Required action: Reproduce each line from the records that holds "підпису".

Source records:
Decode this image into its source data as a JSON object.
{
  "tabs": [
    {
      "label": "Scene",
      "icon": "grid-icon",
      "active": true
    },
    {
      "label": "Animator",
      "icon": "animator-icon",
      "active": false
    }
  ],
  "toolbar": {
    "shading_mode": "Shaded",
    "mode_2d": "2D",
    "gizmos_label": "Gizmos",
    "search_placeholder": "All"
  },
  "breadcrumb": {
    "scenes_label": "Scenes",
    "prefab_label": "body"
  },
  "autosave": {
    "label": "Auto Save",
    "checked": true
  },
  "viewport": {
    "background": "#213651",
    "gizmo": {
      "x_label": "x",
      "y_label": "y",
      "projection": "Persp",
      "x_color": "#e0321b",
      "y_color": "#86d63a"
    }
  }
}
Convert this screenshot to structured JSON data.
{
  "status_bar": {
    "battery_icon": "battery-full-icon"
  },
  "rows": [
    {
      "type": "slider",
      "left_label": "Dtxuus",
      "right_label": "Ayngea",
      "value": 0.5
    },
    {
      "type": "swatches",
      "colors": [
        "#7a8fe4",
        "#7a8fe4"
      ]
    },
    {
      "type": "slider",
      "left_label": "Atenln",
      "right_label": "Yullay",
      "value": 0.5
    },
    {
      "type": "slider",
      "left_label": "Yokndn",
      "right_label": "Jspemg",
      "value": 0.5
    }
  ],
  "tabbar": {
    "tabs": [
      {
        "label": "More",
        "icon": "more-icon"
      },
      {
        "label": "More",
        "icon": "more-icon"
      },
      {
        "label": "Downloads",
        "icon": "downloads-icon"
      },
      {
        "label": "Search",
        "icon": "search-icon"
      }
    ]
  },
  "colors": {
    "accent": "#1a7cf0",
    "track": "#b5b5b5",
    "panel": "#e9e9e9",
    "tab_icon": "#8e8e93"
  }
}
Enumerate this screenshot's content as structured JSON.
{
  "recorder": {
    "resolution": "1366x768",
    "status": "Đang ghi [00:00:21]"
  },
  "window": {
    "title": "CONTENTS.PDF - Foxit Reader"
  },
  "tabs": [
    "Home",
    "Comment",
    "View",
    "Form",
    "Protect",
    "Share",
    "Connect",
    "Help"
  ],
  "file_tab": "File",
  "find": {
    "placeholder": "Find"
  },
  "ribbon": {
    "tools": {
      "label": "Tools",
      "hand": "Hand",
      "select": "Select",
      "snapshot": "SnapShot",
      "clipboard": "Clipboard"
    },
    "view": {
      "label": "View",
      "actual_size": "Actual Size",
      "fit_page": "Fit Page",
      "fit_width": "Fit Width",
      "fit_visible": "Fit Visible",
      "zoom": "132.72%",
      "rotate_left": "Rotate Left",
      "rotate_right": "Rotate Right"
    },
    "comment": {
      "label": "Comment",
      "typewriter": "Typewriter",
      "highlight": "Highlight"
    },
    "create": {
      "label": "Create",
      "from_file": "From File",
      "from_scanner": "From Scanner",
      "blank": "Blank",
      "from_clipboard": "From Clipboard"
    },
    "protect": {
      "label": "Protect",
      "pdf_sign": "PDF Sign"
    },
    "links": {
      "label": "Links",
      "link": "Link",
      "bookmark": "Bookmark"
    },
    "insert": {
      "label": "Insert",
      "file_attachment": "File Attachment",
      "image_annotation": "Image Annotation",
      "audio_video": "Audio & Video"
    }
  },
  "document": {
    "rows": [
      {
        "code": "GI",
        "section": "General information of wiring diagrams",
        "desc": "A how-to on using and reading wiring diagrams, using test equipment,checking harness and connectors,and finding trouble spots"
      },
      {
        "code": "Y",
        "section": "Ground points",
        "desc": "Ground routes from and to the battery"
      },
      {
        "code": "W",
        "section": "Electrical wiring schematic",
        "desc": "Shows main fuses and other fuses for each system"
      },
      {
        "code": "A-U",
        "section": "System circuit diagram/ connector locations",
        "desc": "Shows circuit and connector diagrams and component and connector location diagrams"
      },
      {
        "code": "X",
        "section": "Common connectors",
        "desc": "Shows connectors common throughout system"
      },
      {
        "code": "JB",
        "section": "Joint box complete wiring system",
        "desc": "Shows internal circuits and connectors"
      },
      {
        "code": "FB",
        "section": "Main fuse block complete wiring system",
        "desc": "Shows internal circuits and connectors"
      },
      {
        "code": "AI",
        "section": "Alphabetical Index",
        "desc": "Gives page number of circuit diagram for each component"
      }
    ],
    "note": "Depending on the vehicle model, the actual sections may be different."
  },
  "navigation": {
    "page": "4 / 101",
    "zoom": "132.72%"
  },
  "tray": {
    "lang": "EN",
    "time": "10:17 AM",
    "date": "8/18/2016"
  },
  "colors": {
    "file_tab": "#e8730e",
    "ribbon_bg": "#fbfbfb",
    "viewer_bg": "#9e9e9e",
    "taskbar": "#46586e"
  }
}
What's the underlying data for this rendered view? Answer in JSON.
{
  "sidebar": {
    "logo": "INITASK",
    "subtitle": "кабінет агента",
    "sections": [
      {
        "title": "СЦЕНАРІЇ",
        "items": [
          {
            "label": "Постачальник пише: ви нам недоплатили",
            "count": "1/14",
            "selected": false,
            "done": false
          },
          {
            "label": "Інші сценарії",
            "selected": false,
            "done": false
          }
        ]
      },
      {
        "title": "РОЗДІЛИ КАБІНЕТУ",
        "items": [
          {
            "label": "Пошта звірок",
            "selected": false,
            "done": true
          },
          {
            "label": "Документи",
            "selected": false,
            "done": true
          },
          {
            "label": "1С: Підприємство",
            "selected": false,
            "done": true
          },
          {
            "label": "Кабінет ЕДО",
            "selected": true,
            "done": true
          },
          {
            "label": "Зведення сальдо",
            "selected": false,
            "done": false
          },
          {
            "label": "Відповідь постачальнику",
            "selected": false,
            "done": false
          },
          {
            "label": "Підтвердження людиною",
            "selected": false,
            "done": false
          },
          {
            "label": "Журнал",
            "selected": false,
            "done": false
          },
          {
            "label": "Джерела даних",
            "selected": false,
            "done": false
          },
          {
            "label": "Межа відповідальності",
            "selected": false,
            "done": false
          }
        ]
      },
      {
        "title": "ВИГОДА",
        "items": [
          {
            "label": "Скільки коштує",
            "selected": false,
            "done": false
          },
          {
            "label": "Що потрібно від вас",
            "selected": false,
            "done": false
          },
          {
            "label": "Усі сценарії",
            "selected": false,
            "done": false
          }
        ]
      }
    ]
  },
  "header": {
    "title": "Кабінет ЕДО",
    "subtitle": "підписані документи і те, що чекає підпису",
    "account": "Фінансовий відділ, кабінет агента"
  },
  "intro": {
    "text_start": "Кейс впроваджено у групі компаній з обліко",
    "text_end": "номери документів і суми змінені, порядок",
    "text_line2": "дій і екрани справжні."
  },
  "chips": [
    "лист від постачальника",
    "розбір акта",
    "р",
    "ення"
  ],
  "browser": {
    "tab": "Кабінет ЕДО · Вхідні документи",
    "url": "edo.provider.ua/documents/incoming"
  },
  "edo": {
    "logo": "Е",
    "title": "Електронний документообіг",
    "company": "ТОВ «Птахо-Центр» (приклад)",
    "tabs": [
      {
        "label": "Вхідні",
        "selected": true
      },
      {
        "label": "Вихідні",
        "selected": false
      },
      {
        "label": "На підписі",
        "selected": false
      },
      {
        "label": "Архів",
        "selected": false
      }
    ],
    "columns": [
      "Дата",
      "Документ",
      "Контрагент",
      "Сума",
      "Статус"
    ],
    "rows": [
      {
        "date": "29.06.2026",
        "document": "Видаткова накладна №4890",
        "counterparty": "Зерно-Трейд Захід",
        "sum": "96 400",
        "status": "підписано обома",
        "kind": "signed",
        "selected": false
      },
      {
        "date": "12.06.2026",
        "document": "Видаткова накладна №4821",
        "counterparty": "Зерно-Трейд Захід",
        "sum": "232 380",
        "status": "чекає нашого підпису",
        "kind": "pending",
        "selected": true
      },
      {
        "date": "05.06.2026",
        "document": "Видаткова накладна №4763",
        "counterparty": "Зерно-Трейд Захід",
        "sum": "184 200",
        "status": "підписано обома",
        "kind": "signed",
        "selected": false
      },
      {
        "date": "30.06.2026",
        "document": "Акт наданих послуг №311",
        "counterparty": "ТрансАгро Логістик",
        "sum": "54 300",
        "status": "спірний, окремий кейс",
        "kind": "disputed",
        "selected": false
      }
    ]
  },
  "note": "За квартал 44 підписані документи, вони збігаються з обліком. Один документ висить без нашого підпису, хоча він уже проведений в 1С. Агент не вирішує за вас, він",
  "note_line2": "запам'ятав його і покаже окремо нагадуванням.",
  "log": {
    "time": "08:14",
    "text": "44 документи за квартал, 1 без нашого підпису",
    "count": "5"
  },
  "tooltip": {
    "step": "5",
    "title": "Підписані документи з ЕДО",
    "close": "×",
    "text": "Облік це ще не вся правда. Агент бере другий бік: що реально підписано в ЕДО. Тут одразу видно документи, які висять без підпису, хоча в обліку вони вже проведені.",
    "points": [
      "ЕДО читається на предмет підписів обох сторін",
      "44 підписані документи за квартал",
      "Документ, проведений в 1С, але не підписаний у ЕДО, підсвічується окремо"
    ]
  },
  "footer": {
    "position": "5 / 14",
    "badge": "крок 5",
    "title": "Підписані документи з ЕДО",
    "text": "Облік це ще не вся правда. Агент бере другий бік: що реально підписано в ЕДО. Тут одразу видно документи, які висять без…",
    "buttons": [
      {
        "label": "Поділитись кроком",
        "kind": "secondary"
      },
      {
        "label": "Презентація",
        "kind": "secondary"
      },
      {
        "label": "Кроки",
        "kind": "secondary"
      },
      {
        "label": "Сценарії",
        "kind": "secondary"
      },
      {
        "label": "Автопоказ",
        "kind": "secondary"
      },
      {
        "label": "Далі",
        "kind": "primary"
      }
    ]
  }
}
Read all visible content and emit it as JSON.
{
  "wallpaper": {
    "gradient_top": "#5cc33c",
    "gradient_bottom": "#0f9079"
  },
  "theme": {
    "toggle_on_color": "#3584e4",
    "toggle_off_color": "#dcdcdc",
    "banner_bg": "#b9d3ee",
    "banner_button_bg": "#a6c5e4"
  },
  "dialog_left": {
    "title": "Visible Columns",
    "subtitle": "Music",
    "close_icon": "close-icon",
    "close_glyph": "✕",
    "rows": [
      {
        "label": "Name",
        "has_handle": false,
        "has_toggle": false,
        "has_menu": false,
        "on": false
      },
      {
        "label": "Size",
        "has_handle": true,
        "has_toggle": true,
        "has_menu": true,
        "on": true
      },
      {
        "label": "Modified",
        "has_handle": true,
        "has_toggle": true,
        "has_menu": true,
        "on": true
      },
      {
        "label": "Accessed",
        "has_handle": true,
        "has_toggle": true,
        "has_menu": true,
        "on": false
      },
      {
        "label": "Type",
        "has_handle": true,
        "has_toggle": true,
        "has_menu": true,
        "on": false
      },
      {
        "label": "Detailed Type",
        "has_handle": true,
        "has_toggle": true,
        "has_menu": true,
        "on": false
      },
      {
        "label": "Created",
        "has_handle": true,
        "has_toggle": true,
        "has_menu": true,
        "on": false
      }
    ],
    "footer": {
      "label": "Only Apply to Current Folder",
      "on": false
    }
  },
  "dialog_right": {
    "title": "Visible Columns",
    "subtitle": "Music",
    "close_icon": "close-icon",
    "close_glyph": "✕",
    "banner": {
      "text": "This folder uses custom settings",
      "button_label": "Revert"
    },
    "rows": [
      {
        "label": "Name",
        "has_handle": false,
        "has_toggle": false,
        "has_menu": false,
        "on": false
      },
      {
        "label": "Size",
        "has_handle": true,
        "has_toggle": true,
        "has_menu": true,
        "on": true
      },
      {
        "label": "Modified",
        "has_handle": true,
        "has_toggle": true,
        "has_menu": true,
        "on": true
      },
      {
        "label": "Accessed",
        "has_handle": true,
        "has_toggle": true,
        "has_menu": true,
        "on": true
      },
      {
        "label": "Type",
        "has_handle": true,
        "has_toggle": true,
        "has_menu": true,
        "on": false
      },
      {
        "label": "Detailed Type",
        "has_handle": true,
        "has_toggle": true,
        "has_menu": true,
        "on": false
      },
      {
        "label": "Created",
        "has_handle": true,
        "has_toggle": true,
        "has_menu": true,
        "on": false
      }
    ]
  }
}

Solution to this problem:
    "subtitle": "підписані документи і те, що чекає підпису",
        "status": "чекає нашого підпису",
  "note": "За квартал 44 підписані документи, вони збігаються з обліком. Один документ висить без нашого підпису, хоча він уже проведений в 1С. Агент не вирішує за вас, він",
    "text": "44 документи за квартал, 1 без нашого підпису",
    "text": "Облік це ще не вся правда. Агент бере другий бік: що реально підписано в ЕДО. Тут одразу видно документи, які висять без підпису, хоча в обліку вони вже проведені.",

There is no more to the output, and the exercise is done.